■ WHAT YOU ARE ASKED TO DO:
Among the lines of the records, count those containing the word "Magical", then give the number alone.

■ RECORDS PROVIDED:
--*--
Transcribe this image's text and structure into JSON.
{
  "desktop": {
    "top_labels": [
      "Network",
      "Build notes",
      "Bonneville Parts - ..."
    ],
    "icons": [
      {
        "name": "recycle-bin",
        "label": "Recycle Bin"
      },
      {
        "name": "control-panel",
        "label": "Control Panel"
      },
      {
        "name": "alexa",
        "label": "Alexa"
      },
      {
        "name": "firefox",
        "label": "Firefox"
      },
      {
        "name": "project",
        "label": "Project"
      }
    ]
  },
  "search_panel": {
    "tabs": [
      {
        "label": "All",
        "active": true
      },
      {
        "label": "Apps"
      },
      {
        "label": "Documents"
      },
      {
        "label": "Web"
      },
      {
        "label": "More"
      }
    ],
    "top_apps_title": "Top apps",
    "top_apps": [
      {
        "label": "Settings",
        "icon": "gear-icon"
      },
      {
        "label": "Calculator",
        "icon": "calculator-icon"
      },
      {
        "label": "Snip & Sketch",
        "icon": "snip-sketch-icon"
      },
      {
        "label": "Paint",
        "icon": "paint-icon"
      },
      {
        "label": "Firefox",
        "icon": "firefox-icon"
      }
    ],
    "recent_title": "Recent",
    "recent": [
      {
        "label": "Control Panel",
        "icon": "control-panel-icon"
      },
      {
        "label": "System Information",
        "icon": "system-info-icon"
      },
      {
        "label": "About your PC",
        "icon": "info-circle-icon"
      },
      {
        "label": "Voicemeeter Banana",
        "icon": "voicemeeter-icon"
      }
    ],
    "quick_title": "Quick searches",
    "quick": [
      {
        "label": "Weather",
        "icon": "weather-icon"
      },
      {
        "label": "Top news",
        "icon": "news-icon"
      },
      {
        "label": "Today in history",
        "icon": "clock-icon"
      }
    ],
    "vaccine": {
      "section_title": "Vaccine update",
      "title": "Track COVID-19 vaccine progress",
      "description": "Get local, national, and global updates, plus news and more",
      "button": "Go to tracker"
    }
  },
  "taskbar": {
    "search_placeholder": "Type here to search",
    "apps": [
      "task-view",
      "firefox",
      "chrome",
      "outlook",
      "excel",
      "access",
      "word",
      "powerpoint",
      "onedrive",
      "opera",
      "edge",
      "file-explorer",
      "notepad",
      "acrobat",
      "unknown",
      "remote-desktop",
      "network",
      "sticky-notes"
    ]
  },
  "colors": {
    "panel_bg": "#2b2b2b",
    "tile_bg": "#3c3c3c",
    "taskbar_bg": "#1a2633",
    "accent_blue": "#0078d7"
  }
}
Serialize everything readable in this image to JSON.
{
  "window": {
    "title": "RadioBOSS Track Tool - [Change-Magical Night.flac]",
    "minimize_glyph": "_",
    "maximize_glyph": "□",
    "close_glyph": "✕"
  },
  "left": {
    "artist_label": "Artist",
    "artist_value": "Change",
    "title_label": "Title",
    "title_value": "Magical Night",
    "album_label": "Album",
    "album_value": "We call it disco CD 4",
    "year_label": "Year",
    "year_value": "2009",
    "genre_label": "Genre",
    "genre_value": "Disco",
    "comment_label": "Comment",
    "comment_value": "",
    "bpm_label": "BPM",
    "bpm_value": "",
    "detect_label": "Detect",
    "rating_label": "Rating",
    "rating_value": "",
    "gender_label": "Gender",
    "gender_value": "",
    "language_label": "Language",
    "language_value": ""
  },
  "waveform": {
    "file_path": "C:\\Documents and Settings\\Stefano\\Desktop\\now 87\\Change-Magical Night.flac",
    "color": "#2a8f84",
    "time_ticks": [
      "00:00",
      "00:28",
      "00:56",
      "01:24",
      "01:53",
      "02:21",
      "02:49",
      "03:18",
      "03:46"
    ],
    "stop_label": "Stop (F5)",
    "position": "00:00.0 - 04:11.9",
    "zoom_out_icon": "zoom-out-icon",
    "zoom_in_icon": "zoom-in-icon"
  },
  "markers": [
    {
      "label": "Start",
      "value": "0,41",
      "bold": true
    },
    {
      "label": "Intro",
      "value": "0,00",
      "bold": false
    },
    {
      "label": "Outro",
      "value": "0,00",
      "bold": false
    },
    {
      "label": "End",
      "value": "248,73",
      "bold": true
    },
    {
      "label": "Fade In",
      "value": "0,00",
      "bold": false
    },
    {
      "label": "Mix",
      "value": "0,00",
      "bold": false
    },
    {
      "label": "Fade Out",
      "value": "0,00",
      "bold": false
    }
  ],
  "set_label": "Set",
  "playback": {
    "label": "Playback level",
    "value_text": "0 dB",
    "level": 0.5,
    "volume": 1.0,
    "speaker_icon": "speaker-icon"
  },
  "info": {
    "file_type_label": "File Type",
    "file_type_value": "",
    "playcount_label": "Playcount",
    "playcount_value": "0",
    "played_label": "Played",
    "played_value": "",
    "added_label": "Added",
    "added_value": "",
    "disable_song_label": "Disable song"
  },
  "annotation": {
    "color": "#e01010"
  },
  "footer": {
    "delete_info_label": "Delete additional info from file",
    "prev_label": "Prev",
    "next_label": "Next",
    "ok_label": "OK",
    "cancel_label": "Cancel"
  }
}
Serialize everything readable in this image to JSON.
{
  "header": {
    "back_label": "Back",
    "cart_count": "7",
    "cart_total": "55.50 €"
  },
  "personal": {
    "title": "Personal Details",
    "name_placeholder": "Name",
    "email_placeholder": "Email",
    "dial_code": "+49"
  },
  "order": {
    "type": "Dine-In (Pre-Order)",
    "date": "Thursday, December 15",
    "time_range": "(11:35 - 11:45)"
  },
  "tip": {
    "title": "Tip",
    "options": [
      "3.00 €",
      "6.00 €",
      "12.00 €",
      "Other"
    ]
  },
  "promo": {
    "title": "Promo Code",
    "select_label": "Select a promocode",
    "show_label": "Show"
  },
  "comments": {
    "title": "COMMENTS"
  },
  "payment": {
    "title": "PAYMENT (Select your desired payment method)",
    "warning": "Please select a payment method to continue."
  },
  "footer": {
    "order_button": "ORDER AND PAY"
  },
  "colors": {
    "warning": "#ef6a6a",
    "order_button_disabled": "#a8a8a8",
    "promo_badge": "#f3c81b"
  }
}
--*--
■ PROBLEM SOLUTION:
3